Image 9: Hannah Bailey, Houston Zoo, and Ellen Gorrell, Toledo Zoo, procure wild papaya (non-native to the island but certainly appreciated by the locals, avian and hominid) to feed the bridled white-eyes in the days prior to their translocation to Guguan from Tinian.
Image 10: Searching for papaya we found other foodstuffs… no giant pandas here, but there’s some killer fodder!
Image 11: The tiny colored bands that will adorn and field-identify the Tinian monarchs (inner diameter 2.8mm). On the search for papaya we crossed paths with history again, from the skeleton of a Japanese internment camp to remains of US Marine vessels that came ashore to secure Tinian from Imperial Japan. While we come together as a team to help this region secure the future of their forest birds, we cannot help but attempt to fathom the depth of impact our nation and others have had on this tiny oasis of dry land in the vast world of Oceania.
Image 12: Defiant remnants of Camp Chulu, the Japanese internment camp in Tinian.
Image 13: An eerie Japanese munitions depot carved into the topography of Tinian. Rotting oil drums still pepper the floor of the cavern.

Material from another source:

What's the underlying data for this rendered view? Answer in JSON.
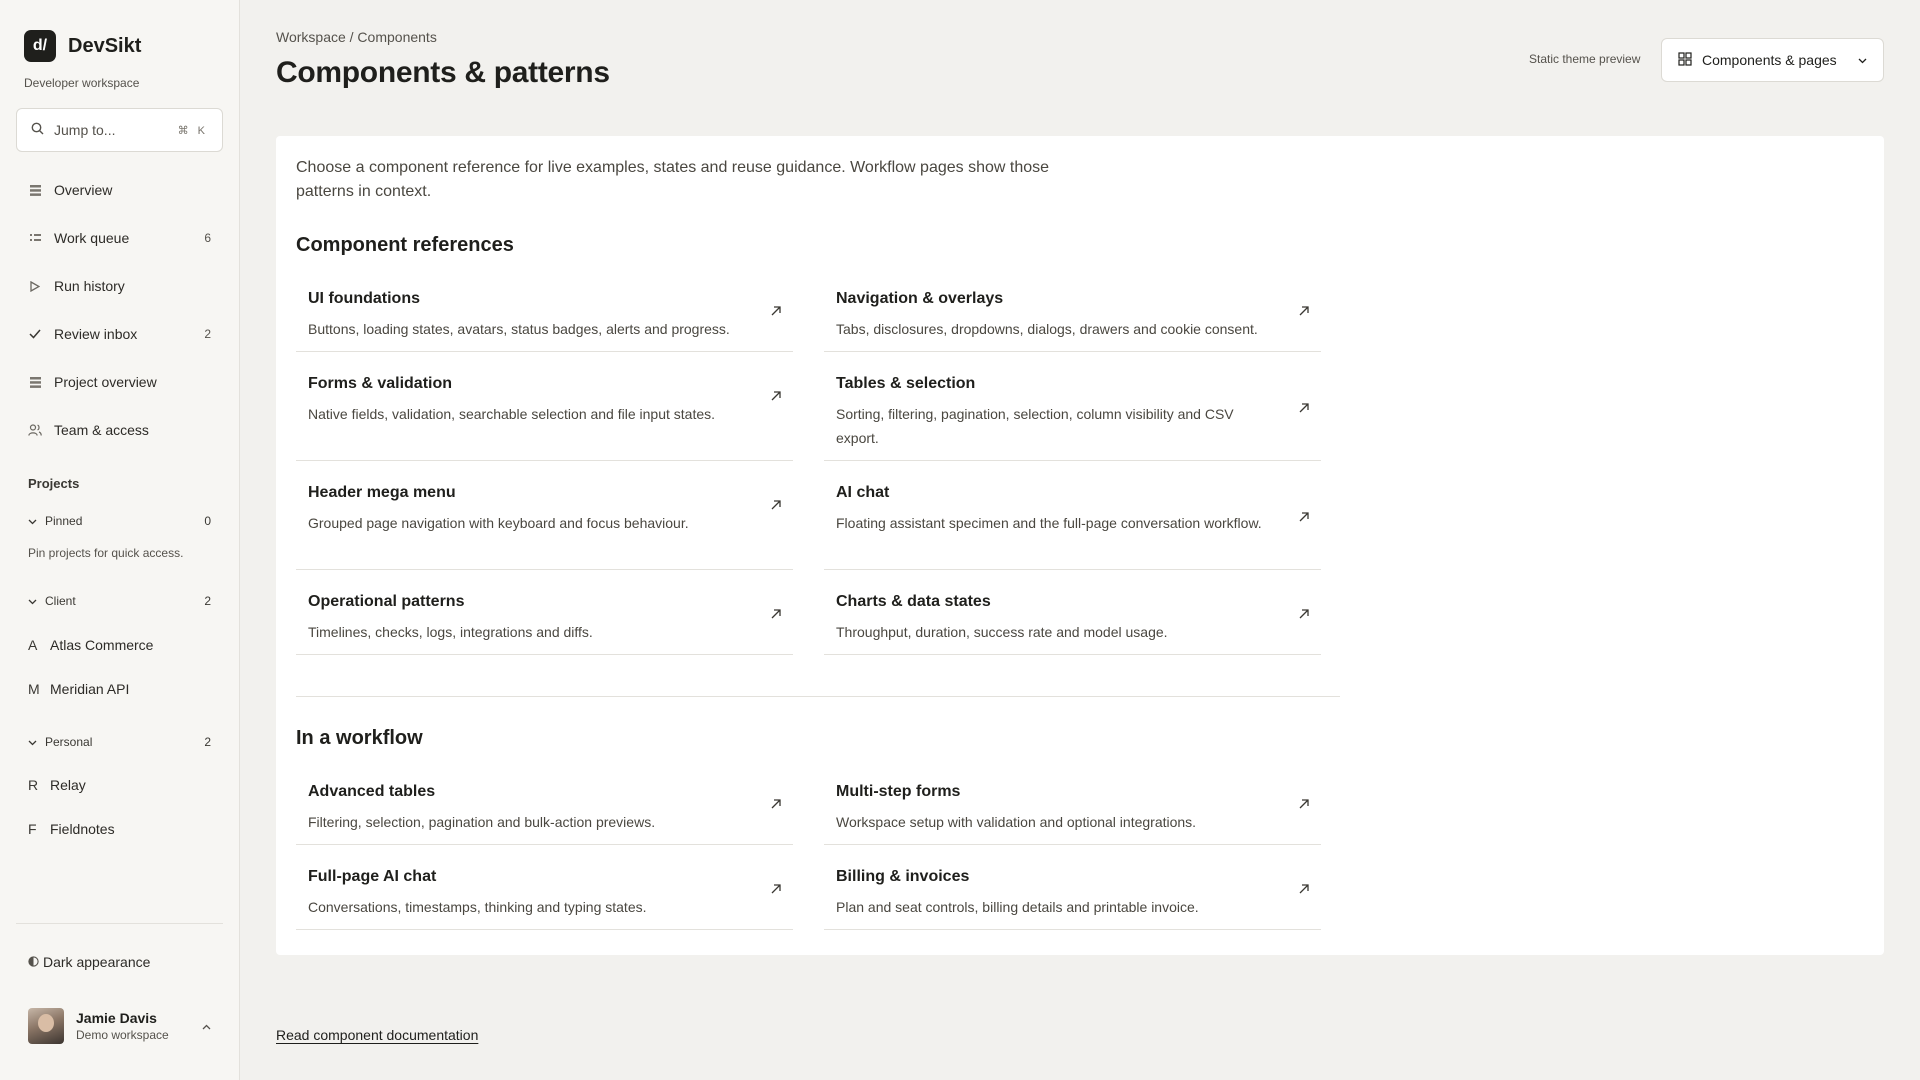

Image 14: A Micronesian starling takes off from its post on top of a decomposing US Marine amphibious landing craft near Tinian’s north shores.
Image 15: Chulu Beach (aka “White 2”), one of the sites where the US Marines landed to take Tinian from the Japanese.
Image 16: A small crab chooses its final resting place on a rusting WWII transmission on Chulu Beach, Tinian.
Image 17: The 2015 MAC closing crew summarizes the day’s accomplishments at the evening meeting at the LoriLynn Hotel on Tinian.